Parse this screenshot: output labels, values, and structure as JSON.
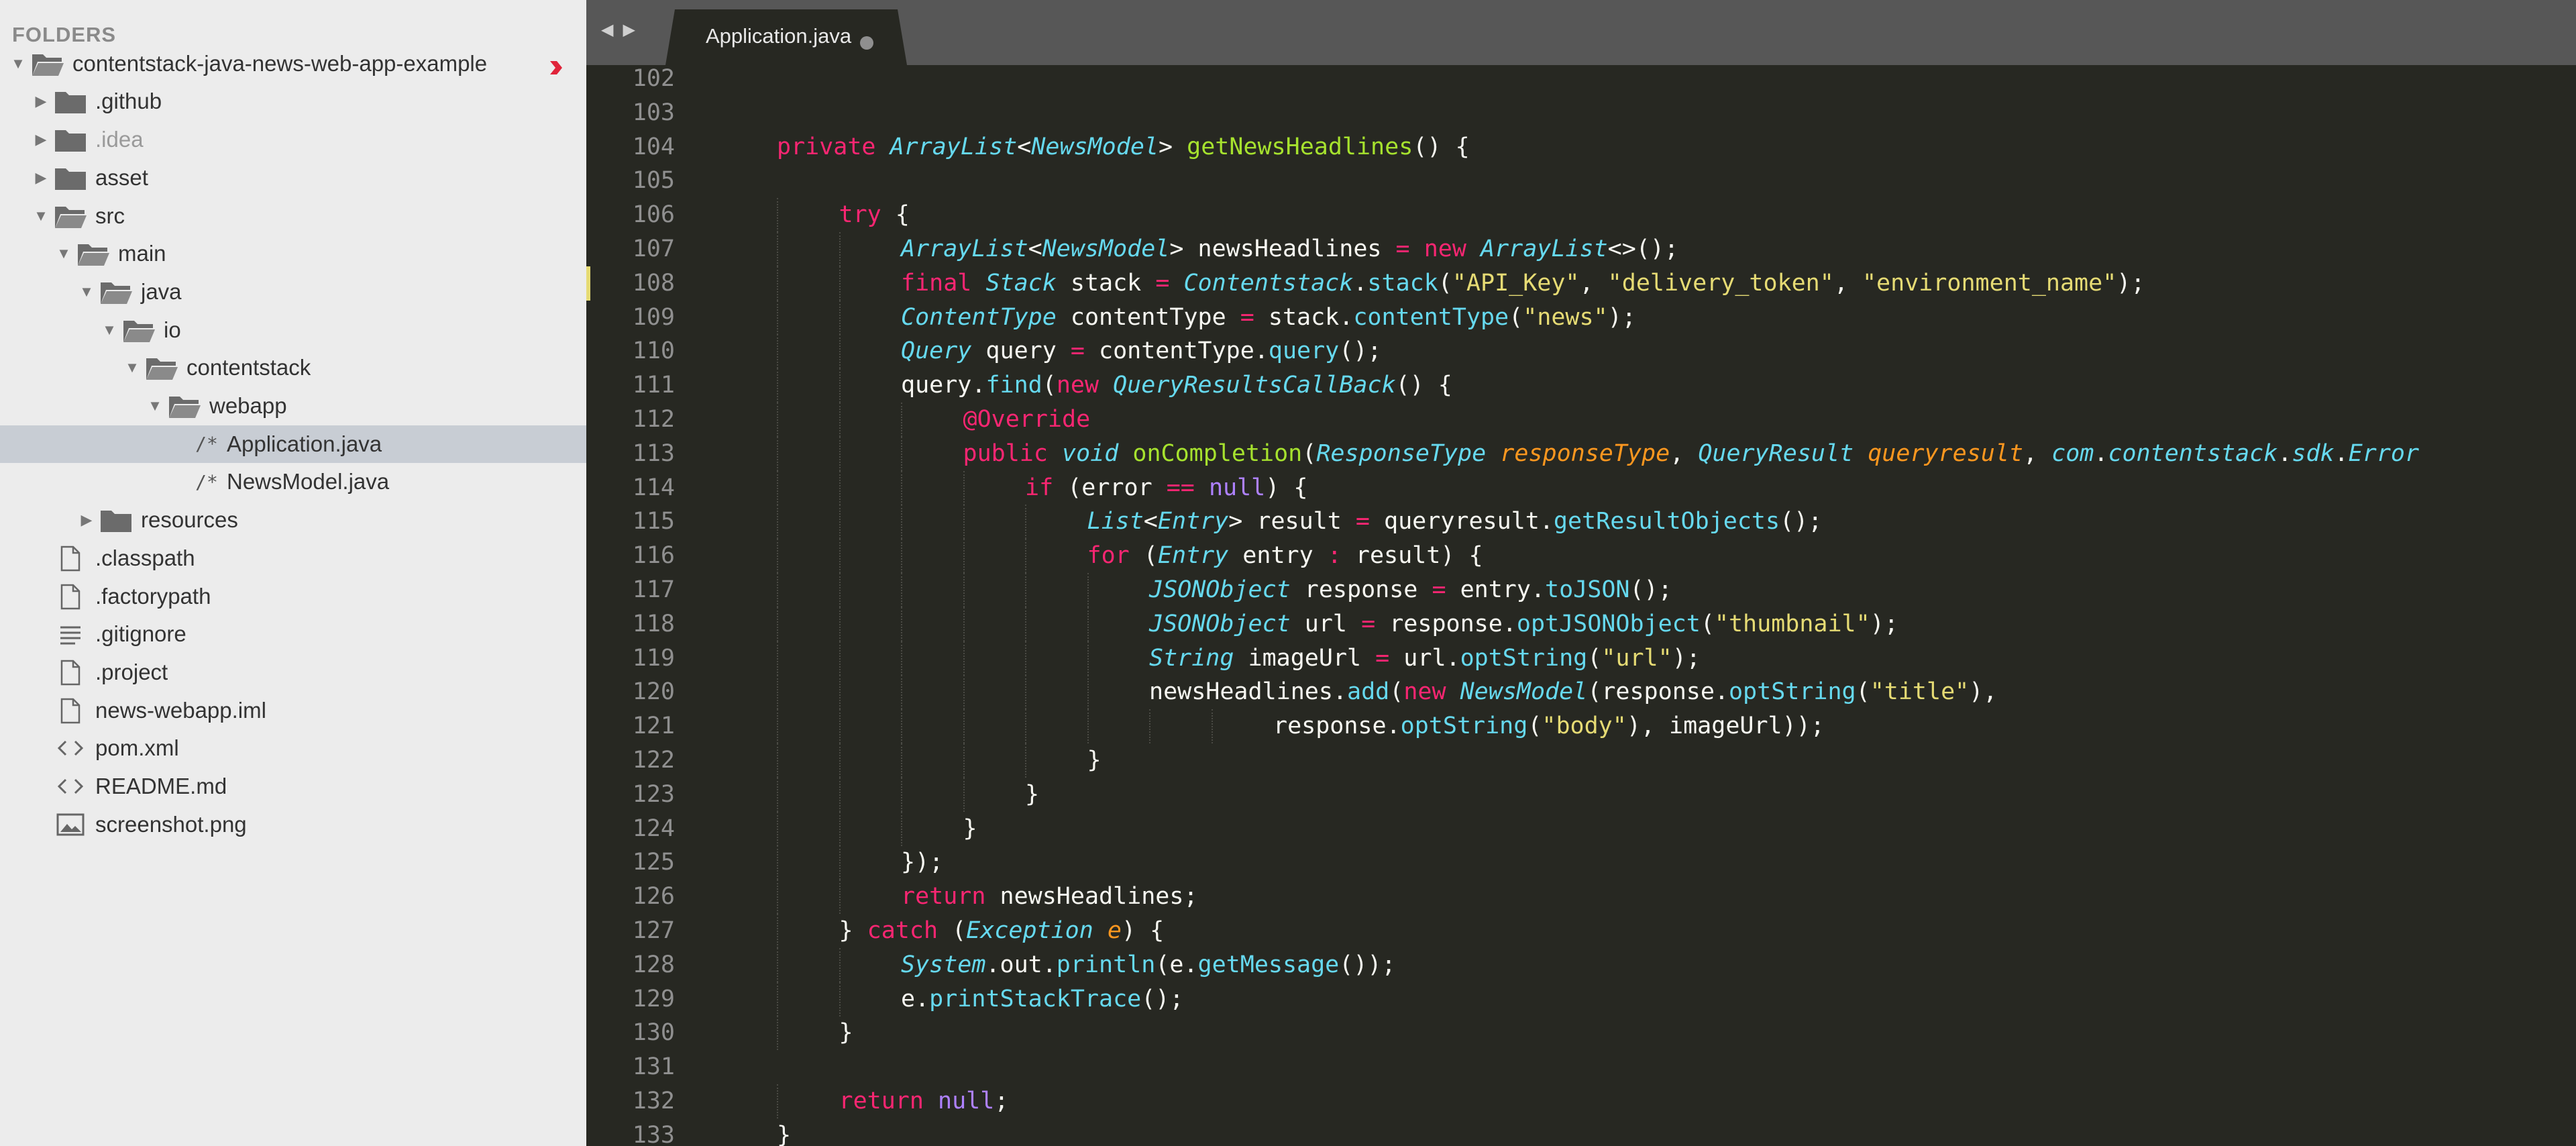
{
  "sidebar": {
    "header": "FOLDERS",
    "items": [
      {
        "label": "contentstack-java-news-web-app-example",
        "kind": "folder-open",
        "depth": 0,
        "expanded": true,
        "dirty": true
      },
      {
        "label": ".github",
        "kind": "folder",
        "depth": 1,
        "expanded": false
      },
      {
        "label": ".idea",
        "kind": "folder",
        "depth": 1,
        "expanded": false,
        "dim": true
      },
      {
        "label": "asset",
        "kind": "folder",
        "depth": 1,
        "expanded": false
      },
      {
        "label": "src",
        "kind": "folder-open",
        "depth": 1,
        "expanded": true
      },
      {
        "label": "main",
        "kind": "folder-open",
        "depth": 2,
        "expanded": true
      },
      {
        "label": "java",
        "kind": "folder-open",
        "depth": 3,
        "expanded": true
      },
      {
        "label": "io",
        "kind": "folder-open",
        "depth": 4,
        "expanded": true
      },
      {
        "label": "contentstack",
        "kind": "folder-open",
        "depth": 5,
        "expanded": true
      },
      {
        "label": "webapp",
        "kind": "folder-open",
        "depth": 6,
        "expanded": true
      },
      {
        "label": "Application.java",
        "kind": "java",
        "depth": 7,
        "prefix": "/*",
        "selected": true
      },
      {
        "label": "NewsModel.java",
        "kind": "java",
        "depth": 7,
        "prefix": "/*"
      },
      {
        "label": "resources",
        "kind": "folder",
        "depth": 3,
        "expanded": false
      },
      {
        "label": ".classpath",
        "kind": "file",
        "depth": 1
      },
      {
        "label": ".factorypath",
        "kind": "file",
        "depth": 1
      },
      {
        "label": ".gitignore",
        "kind": "lines",
        "depth": 1
      },
      {
        "label": ".project",
        "kind": "file",
        "depth": 1
      },
      {
        "label": "news-webapp.iml",
        "kind": "file",
        "depth": 1
      },
      {
        "label": "pom.xml",
        "kind": "code",
        "depth": 1
      },
      {
        "label": "README.md",
        "kind": "code",
        "depth": 1
      },
      {
        "label": "screenshot.png",
        "kind": "image",
        "depth": 1
      }
    ]
  },
  "tabs": {
    "nav_back": "◀",
    "nav_forward": "▶",
    "active_tab": "Application.java"
  },
  "colors": {
    "keyword": "#f92672",
    "type": "#66d9ef",
    "function": "#a6e22e",
    "string": "#e6db74",
    "parameter": "#fd971f",
    "constant": "#ae81ff",
    "plain": "#f8f8f2",
    "editor_bg": "#272822",
    "sidebar_bg": "#ececec"
  },
  "editor": {
    "lines": [
      {
        "n": "102",
        "indent": 0,
        "tokens": []
      },
      {
        "n": "103",
        "indent": 0,
        "tokens": []
      },
      {
        "n": "104",
        "indent": 1,
        "tokens": [
          [
            "kw",
            "private "
          ],
          [
            "type",
            "ArrayList"
          ],
          [
            "plain",
            "<"
          ],
          [
            "type",
            "NewsModel"
          ],
          [
            "plain",
            "> "
          ],
          [
            "fn",
            "getNewsHeadlines"
          ],
          [
            "plain",
            "() {"
          ]
        ]
      },
      {
        "n": "105",
        "indent": 0,
        "tokens": []
      },
      {
        "n": "106",
        "indent": 2,
        "tokens": [
          [
            "kw",
            "try"
          ],
          [
            "plain",
            " {"
          ]
        ]
      },
      {
        "n": "107",
        "indent": 3,
        "tokens": [
          [
            "type",
            "ArrayList"
          ],
          [
            "plain",
            "<"
          ],
          [
            "type",
            "NewsModel"
          ],
          [
            "plain",
            "> newsHeadlines "
          ],
          [
            "kw",
            "="
          ],
          [
            "plain",
            " "
          ],
          [
            "kw",
            "new "
          ],
          [
            "type",
            "ArrayList"
          ],
          [
            "plain",
            "<>();"
          ]
        ]
      },
      {
        "n": "108",
        "indent": 3,
        "mark": true,
        "tokens": [
          [
            "kw",
            "final "
          ],
          [
            "type",
            "Stack"
          ],
          [
            "plain",
            " stack "
          ],
          [
            "kw",
            "="
          ],
          [
            "plain",
            " "
          ],
          [
            "type",
            "Contentstack"
          ],
          [
            "plain",
            "."
          ],
          [
            "call",
            "stack"
          ],
          [
            "plain",
            "("
          ],
          [
            "str",
            "\"API_Key\""
          ],
          [
            "plain",
            ", "
          ],
          [
            "str",
            "\"delivery_token\""
          ],
          [
            "plain",
            ", "
          ],
          [
            "str",
            "\"environment_name\""
          ],
          [
            "plain",
            ");"
          ]
        ]
      },
      {
        "n": "109",
        "indent": 3,
        "tokens": [
          [
            "type",
            "ContentType"
          ],
          [
            "plain",
            " contentType "
          ],
          [
            "kw",
            "="
          ],
          [
            "plain",
            " stack."
          ],
          [
            "call",
            "contentType"
          ],
          [
            "plain",
            "("
          ],
          [
            "str",
            "\"news\""
          ],
          [
            "plain",
            ");"
          ]
        ]
      },
      {
        "n": "110",
        "indent": 3,
        "tokens": [
          [
            "type",
            "Query"
          ],
          [
            "plain",
            " query "
          ],
          [
            "kw",
            "="
          ],
          [
            "plain",
            " contentType."
          ],
          [
            "call",
            "query"
          ],
          [
            "plain",
            "();"
          ]
        ]
      },
      {
        "n": "111",
        "indent": 3,
        "tokens": [
          [
            "plain",
            "query."
          ],
          [
            "call",
            "find"
          ],
          [
            "plain",
            "("
          ],
          [
            "kw",
            "new "
          ],
          [
            "type",
            "QueryResultsCallBack"
          ],
          [
            "plain",
            "() {"
          ]
        ]
      },
      {
        "n": "112",
        "indent": 4,
        "tokens": [
          [
            "kw",
            "@Override"
          ]
        ]
      },
      {
        "n": "113",
        "indent": 4,
        "tokens": [
          [
            "kw",
            "public "
          ],
          [
            "type",
            "void"
          ],
          [
            "plain",
            " "
          ],
          [
            "fn",
            "onCompletion"
          ],
          [
            "plain",
            "("
          ],
          [
            "type",
            "ResponseType"
          ],
          [
            "plain",
            " "
          ],
          [
            "param",
            "responseType"
          ],
          [
            "plain",
            ", "
          ],
          [
            "type",
            "QueryResult"
          ],
          [
            "plain",
            " "
          ],
          [
            "param",
            "queryresult"
          ],
          [
            "plain",
            ", "
          ],
          [
            "type",
            "com"
          ],
          [
            "plain",
            "."
          ],
          [
            "type",
            "contentstack"
          ],
          [
            "plain",
            "."
          ],
          [
            "type",
            "sdk"
          ],
          [
            "plain",
            "."
          ],
          [
            "type",
            "Error"
          ]
        ]
      },
      {
        "n": "114",
        "indent": 5,
        "tokens": [
          [
            "kw",
            "if "
          ],
          [
            "plain",
            "(error "
          ],
          [
            "kw",
            "=="
          ],
          [
            "plain",
            " "
          ],
          [
            "const",
            "null"
          ],
          [
            "plain",
            ") {"
          ]
        ]
      },
      {
        "n": "115",
        "indent": 6,
        "tokens": [
          [
            "type",
            "List"
          ],
          [
            "plain",
            "<"
          ],
          [
            "type",
            "Entry"
          ],
          [
            "plain",
            "> result "
          ],
          [
            "kw",
            "="
          ],
          [
            "plain",
            " queryresult."
          ],
          [
            "call",
            "getResultObjects"
          ],
          [
            "plain",
            "();"
          ]
        ]
      },
      {
        "n": "116",
        "indent": 6,
        "tokens": [
          [
            "kw",
            "for "
          ],
          [
            "plain",
            "("
          ],
          [
            "type",
            "Entry"
          ],
          [
            "plain",
            " entry "
          ],
          [
            "kw",
            ":"
          ],
          [
            "plain",
            " result) {"
          ]
        ]
      },
      {
        "n": "117",
        "indent": 7,
        "tokens": [
          [
            "type",
            "JSONObject"
          ],
          [
            "plain",
            " response "
          ],
          [
            "kw",
            "="
          ],
          [
            "plain",
            " entry."
          ],
          [
            "call",
            "toJSON"
          ],
          [
            "plain",
            "();"
          ]
        ]
      },
      {
        "n": "118",
        "indent": 7,
        "tokens": [
          [
            "type",
            "JSONObject"
          ],
          [
            "plain",
            " url "
          ],
          [
            "kw",
            "="
          ],
          [
            "plain",
            " response."
          ],
          [
            "call",
            "optJSONObject"
          ],
          [
            "plain",
            "("
          ],
          [
            "str",
            "\"thumbnail\""
          ],
          [
            "plain",
            ");"
          ]
        ]
      },
      {
        "n": "119",
        "indent": 7,
        "tokens": [
          [
            "type",
            "String"
          ],
          [
            "plain",
            " imageUrl "
          ],
          [
            "kw",
            "="
          ],
          [
            "plain",
            " url."
          ],
          [
            "call",
            "optString"
          ],
          [
            "plain",
            "("
          ],
          [
            "str",
            "\"url\""
          ],
          [
            "plain",
            ");"
          ]
        ]
      },
      {
        "n": "120",
        "indent": 7,
        "tokens": [
          [
            "plain",
            "newsHeadlines."
          ],
          [
            "call",
            "add"
          ],
          [
            "plain",
            "("
          ],
          [
            "kw",
            "new "
          ],
          [
            "type",
            "NewsModel"
          ],
          [
            "plain",
            "(response."
          ],
          [
            "call",
            "optString"
          ],
          [
            "plain",
            "("
          ],
          [
            "str",
            "\"title\""
          ],
          [
            "plain",
            "),"
          ]
        ]
      },
      {
        "n": "121",
        "indent": 9,
        "tokens": [
          [
            "plain",
            "response."
          ],
          [
            "call",
            "optString"
          ],
          [
            "plain",
            "("
          ],
          [
            "str",
            "\"body\""
          ],
          [
            "plain",
            "), imageUrl));"
          ]
        ]
      },
      {
        "n": "122",
        "indent": 6,
        "tokens": [
          [
            "plain",
            "}"
          ]
        ]
      },
      {
        "n": "123",
        "indent": 5,
        "tokens": [
          [
            "plain",
            "}"
          ]
        ]
      },
      {
        "n": "124",
        "indent": 4,
        "tokens": [
          [
            "plain",
            "}"
          ]
        ]
      },
      {
        "n": "125",
        "indent": 3,
        "tokens": [
          [
            "plain",
            "});"
          ]
        ]
      },
      {
        "n": "126",
        "indent": 3,
        "tokens": [
          [
            "kw",
            "return "
          ],
          [
            "plain",
            "newsHeadlines;"
          ]
        ]
      },
      {
        "n": "127",
        "indent": 2,
        "tokens": [
          [
            "plain",
            "} "
          ],
          [
            "kw",
            "catch "
          ],
          [
            "plain",
            "("
          ],
          [
            "type",
            "Exception"
          ],
          [
            "plain",
            " "
          ],
          [
            "param",
            "e"
          ],
          [
            "plain",
            ") {"
          ]
        ]
      },
      {
        "n": "128",
        "indent": 3,
        "tokens": [
          [
            "type",
            "System"
          ],
          [
            "plain",
            ".out."
          ],
          [
            "call",
            "println"
          ],
          [
            "plain",
            "(e."
          ],
          [
            "call",
            "getMessage"
          ],
          [
            "plain",
            "());"
          ]
        ]
      },
      {
        "n": "129",
        "indent": 3,
        "tokens": [
          [
            "plain",
            "e."
          ],
          [
            "call",
            "printStackTrace"
          ],
          [
            "plain",
            "();"
          ]
        ]
      },
      {
        "n": "130",
        "indent": 2,
        "tokens": [
          [
            "plain",
            "}"
          ]
        ]
      },
      {
        "n": "131",
        "indent": 0,
        "tokens": []
      },
      {
        "n": "132",
        "indent": 2,
        "tokens": [
          [
            "kw",
            "return "
          ],
          [
            "const",
            "null"
          ],
          [
            "plain",
            ";"
          ]
        ]
      },
      {
        "n": "133",
        "indent": 1,
        "tokens": [
          [
            "plain",
            "}"
          ]
        ]
      }
    ]
  }
}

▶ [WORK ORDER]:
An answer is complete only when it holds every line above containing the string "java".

▶ [TASK RESPONSE]:
        "label": "contentstack-java-news-web-app-example",
        "label": "java",
        "label": "Application.java",
        "kind": "java",
        "label": "NewsModel.java",
        "kind": "java",
    "active_tab": "Application.java"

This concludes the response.